If you are planning on using mustard powder in your food instead of white pepper, then we recommend starting off with a small amount and then taste testing. By doing this, you will be able to add more if need be, while also ensuring that you are not using too much and overpowering the rest of the ingredients.
Alternative Four: Black Peppercorns
If you’re finding that white pepper isn’t strong enough for your liking, then we recommend swapping it out for black pepper powder or ground black peppercorns.
Black peppercorn is a lot stronger than white pepper, and this is due to the way that it is prepared. After fermentation, black peppercorns do not get their hot piperine or oils taken away, which allows for a full-bodied flavor and punchy aroma.
For this reason, if you are looking for something with a little more kick than white pepper, then we strongly recommend using black pepper instead. Black pepper is one of the most common types of pepper (alongside white pepper) which means that it can be used across a variety of different dishes, including cheese, fish, meat, and more.
If you plan on using it in your food, however, we do recommend making sure that you start off with just a small pinch of pepper and then add more if needed, as black pepper can quite easily overwhelm the dish.

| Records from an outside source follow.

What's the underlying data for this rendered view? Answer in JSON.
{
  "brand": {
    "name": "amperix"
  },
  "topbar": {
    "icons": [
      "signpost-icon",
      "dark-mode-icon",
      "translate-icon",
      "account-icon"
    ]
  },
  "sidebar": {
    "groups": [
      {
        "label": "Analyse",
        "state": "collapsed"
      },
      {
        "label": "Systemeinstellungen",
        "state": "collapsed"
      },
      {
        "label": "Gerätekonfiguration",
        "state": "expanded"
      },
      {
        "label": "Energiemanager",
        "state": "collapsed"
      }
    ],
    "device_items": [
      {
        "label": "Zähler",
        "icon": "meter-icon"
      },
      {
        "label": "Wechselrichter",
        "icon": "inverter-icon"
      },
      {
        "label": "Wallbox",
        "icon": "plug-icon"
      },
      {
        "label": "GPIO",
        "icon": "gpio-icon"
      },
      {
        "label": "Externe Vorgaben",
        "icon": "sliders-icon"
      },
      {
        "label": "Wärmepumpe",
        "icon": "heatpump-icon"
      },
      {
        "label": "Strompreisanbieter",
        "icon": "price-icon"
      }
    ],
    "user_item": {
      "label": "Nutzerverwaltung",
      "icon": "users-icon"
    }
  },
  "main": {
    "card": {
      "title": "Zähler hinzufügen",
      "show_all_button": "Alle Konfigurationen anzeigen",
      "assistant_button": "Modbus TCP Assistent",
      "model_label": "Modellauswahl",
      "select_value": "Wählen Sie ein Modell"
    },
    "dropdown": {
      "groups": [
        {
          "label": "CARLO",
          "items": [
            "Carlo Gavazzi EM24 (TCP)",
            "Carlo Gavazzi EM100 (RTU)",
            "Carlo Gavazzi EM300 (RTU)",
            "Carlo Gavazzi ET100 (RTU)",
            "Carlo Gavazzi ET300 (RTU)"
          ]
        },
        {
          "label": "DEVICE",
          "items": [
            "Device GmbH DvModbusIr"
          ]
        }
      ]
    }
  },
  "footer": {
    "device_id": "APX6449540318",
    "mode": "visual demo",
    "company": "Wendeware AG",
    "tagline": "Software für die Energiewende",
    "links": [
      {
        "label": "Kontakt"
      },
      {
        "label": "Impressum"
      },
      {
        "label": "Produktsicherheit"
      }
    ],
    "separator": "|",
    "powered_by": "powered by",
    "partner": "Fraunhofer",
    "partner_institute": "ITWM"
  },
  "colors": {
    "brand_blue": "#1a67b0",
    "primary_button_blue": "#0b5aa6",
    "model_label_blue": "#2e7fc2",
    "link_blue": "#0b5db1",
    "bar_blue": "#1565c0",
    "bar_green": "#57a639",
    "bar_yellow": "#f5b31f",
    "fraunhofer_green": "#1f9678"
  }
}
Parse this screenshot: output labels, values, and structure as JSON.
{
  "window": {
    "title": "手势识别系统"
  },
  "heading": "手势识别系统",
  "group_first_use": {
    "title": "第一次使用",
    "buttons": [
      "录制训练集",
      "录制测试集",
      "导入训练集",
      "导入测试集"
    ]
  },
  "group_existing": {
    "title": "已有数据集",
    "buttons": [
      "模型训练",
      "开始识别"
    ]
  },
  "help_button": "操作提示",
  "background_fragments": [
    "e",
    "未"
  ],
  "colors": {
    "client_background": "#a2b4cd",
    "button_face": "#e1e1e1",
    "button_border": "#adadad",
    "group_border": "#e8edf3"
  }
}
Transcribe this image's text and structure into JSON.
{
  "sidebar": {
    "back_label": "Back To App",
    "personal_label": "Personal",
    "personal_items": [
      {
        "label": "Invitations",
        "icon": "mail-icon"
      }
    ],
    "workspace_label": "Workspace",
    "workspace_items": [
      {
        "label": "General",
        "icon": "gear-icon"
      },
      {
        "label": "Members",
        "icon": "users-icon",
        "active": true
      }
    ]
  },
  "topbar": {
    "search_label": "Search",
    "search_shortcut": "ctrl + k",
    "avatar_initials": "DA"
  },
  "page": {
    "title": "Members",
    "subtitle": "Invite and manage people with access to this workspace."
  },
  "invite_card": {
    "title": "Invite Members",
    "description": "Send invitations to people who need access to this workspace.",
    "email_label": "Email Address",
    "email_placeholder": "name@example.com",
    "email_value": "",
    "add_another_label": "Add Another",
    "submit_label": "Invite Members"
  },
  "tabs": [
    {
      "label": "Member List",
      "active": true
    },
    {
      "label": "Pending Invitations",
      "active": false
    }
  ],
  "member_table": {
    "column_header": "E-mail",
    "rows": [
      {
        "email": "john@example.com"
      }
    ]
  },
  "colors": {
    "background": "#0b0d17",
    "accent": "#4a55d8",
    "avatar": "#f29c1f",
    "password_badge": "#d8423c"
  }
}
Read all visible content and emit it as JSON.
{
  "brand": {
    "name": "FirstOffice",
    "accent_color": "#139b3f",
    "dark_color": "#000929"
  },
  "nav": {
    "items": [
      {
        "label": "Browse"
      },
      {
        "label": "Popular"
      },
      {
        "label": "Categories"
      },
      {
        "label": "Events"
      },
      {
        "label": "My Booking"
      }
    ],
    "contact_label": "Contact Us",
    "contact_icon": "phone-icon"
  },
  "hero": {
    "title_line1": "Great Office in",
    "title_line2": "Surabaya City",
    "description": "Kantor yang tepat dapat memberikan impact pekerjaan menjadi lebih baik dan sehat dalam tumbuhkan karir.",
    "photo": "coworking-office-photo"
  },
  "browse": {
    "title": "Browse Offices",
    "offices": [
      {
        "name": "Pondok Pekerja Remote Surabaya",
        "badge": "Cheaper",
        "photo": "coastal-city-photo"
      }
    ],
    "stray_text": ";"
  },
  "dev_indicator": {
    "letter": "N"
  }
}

There are other white pepper substitutes as well like white peppercorn, pink peppercorn, green peppercorn, chili pepper, paprika, bell pepper, and green pepper. The key with ground white pepper or any white pepper substitute is to not overwhelm any dish. Give it a try.